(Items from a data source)
------------------------

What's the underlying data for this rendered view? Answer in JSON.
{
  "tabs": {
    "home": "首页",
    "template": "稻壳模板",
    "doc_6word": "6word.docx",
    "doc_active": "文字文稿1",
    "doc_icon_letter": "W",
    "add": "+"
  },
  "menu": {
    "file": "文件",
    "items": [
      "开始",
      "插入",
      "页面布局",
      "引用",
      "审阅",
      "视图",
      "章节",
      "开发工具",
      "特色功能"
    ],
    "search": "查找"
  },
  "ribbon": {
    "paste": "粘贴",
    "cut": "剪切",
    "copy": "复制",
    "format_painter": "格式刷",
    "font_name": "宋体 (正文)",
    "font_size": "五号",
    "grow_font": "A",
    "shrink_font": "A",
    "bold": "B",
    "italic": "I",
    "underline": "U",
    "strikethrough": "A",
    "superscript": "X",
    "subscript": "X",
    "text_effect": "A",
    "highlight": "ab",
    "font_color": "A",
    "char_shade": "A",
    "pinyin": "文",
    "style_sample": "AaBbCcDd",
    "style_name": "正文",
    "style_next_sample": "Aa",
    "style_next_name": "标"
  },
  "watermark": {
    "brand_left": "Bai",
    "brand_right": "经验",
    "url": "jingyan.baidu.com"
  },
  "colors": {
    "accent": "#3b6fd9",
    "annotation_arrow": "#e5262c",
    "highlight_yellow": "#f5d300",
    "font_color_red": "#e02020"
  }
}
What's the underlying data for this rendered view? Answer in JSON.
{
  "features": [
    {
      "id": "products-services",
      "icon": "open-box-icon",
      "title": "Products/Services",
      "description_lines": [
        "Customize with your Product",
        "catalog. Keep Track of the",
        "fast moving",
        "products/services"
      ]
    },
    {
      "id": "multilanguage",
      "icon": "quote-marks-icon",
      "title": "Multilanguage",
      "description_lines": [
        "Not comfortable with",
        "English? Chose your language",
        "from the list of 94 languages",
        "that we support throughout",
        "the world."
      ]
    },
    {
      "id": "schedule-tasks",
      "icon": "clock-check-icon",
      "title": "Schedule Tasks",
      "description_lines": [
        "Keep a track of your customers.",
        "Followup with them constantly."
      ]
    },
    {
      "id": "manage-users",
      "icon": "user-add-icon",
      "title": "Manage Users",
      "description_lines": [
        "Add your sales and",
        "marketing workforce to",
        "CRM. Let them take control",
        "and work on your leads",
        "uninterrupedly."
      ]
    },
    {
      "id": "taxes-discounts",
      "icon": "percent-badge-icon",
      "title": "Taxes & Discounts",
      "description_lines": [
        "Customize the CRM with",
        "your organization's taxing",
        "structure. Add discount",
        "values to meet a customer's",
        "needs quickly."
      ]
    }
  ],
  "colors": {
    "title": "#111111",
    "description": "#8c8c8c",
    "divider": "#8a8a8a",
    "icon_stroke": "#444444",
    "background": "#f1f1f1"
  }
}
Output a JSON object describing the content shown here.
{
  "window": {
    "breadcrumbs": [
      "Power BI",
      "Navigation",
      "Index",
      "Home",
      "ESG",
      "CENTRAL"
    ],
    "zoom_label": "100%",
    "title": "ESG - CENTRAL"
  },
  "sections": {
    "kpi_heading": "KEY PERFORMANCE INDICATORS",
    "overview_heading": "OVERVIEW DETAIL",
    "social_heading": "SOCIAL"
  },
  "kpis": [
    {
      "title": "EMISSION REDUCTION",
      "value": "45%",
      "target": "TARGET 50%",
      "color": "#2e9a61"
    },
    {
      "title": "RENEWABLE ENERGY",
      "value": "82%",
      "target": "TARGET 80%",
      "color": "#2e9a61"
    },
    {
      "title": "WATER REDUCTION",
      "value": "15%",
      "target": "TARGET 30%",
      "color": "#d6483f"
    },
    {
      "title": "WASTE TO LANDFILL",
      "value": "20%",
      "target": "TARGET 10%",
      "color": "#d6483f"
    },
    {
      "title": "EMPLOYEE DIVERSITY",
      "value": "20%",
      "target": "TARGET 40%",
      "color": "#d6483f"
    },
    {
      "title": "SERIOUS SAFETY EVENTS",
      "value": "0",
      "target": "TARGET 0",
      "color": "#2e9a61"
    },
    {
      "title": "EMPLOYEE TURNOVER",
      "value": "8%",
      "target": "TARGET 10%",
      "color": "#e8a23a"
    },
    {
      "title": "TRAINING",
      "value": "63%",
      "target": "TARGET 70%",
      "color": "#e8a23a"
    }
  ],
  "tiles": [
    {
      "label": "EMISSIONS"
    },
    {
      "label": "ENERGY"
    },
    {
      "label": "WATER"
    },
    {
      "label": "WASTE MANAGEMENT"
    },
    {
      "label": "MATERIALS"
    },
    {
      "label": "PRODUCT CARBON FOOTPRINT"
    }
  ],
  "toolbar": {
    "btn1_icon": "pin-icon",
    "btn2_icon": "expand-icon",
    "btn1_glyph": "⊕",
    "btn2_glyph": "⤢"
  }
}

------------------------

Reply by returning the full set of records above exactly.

What's the underlying data for this rendered view? Answer in JSON.
{
  "tabs": {
    "home": "首页",
    "template": "稻壳模板",
    "doc_6word": "6word.docx",
    "doc_active": "文字文稿1",
    "doc_icon_letter": "W",
    "add": "+"
  },
  "menu": {
    "file": "文件",
    "items": [
      "开始",
      "插入",
      "页面布局",
      "引用",
      "审阅",
      "视图",
      "章节",
      "开发工具",
      "特色功能"
    ],
    "search": "查找"
  },
  "ribbon": {
    "paste": "粘贴",
    "cut": "剪切",
    "copy": "复制",
    "format_painter": "格式刷",
    "font_name": "宋体 (正文)",
    "font_size": "五号",
    "grow_font": "A",
    "shrink_font": "A",
    "bold": "B",
    "italic": "I",
    "underline": "U",
    "strikethrough": "A",
    "superscript": "X",
    "subscript": "X",
    "text_effect": "A",
    "highlight": "ab",
    "font_color": "A",
    "char_shade": "A",
    "pinyin": "文",
    "style_sample": "AaBbCcDd",
    "style_name": "正文",
    "style_next_sample": "Aa",
    "style_next_name": "标"
  },
  "watermark": {
    "brand_left": "Bai",
    "brand_right": "经验",
    "url": "jingyan.baidu.com"
  },
  "colors": {
    "accent": "#3b6fd9",
    "annotation_arrow": "#e5262c",
    "highlight_yellow": "#f5d300",
    "font_color_red": "#e02020"
  }
}
What's the underlying data for this rendered view? Answer in JSON.
{
  "features": [
    {
      "id": "products-services",
      "icon": "open-box-icon",
      "title": "Products/Services",
      "description_lines": [
        "Customize with your Product",
        "catalog. Keep Track of the",
        "fast moving",
        "products/services"
      ]
    },
    {
      "id": "multilanguage",
      "icon": "quote-marks-icon",
      "title": "Multilanguage",
      "description_lines": [
        "Not comfortable with",
        "English? Chose your language",
        "from the list of 94 languages",
        "that we support throughout",
        "the world."
      ]
    },
    {
      "id": "schedule-tasks",
      "icon": "clock-check-icon",
      "title": "Schedule Tasks",
      "description_lines": [
        "Keep a track of your customers.",
        "Followup with them constantly."
      ]
    },
    {
      "id": "manage-users",
      "icon": "user-add-icon",
      "title": "Manage Users",
      "description_lines": [
        "Add your sales and",
        "marketing workforce to",
        "CRM. Let them take control",
        "and work on your leads",
        "uninterrupedly."
      ]
    },
    {
      "id": "taxes-discounts",
      "icon": "percent-badge-icon",
      "title": "Taxes & Discounts",
      "description_lines": [
        "Customize the CRM with",
        "your organization's taxing",
        "structure. Add discount",
        "values to meet a customer's",
        "needs quickly."
      ]
    }
  ],
  "colors": {
    "title": "#111111",
    "description": "#8c8c8c",
    "divider": "#8a8a8a",
    "icon_stroke": "#444444",
    "background": "#f1f1f1"
  }
}
Output a JSON object describing the content shown here.
{
  "window": {
    "breadcrumbs": [
      "Power BI",
      "Navigation",
      "Index",
      "Home",
      "ESG",
      "CENTRAL"
    ],
    "zoom_label": "100%",
    "title": "ESG - CENTRAL"
  },
  "sections": {
    "kpi_heading": "KEY PERFORMANCE INDICATORS",
    "overview_heading": "OVERVIEW DETAIL",
    "social_heading": "SOCIAL"
  },
  "kpis": [
    {
      "title": "EMISSION REDUCTION",
      "value": "45%",
      "target": "TARGET 50%",
      "color": "#2e9a61"
    },
    {
      "title": "RENEWABLE ENERGY",
      "value": "82%",
      "target": "TARGET 80%",
      "color": "#2e9a61"
    },
    {
      "title": "WATER REDUCTION",
      "value": "15%",
      "target": "TARGET 30%",
      "color": "#d6483f"
    },
    {
      "title": "WASTE TO LANDFILL",
      "value": "20%",
      "target": "TARGET 10%",
      "color": "#d6483f"
    },
    {
      "title": "EMPLOYEE DIVERSITY",
      "value": "20%",
      "target": "TARGET 40%",
      "color": "#d6483f"
    },
    {
      "title": "SERIOUS SAFETY EVENTS",
      "value": "0",
      "target": "TARGET 0",
      "color": "#2e9a61"
    },
    {
      "title": "EMPLOYEE TURNOVER",
      "value": "8%",
      "target": "TARGET 10%",
      "color": "#e8a23a"
    },
    {
      "title": "TRAINING",
      "value": "63%",
      "target": "TARGET 70%",
      "color": "#e8a23a"
    }
  ],
  "tiles": [
    {
      "label": "EMISSIONS"
    },
    {
      "label": "ENERGY"
    },
    {
      "label": "WATER"
    },
    {
      "label": "WASTE MANAGEMENT"
    },
    {
      "label": "MATERIALS"
    },
    {
      "label": "PRODUCT CARBON FOOTPRINT"
    }
  ],
  "toolbar": {
    "btn1_icon": "pin-icon",
    "btn2_icon": "expand-icon",
    "btn1_glyph": "⊕",
    "btn2_glyph": "⤢"
  }
}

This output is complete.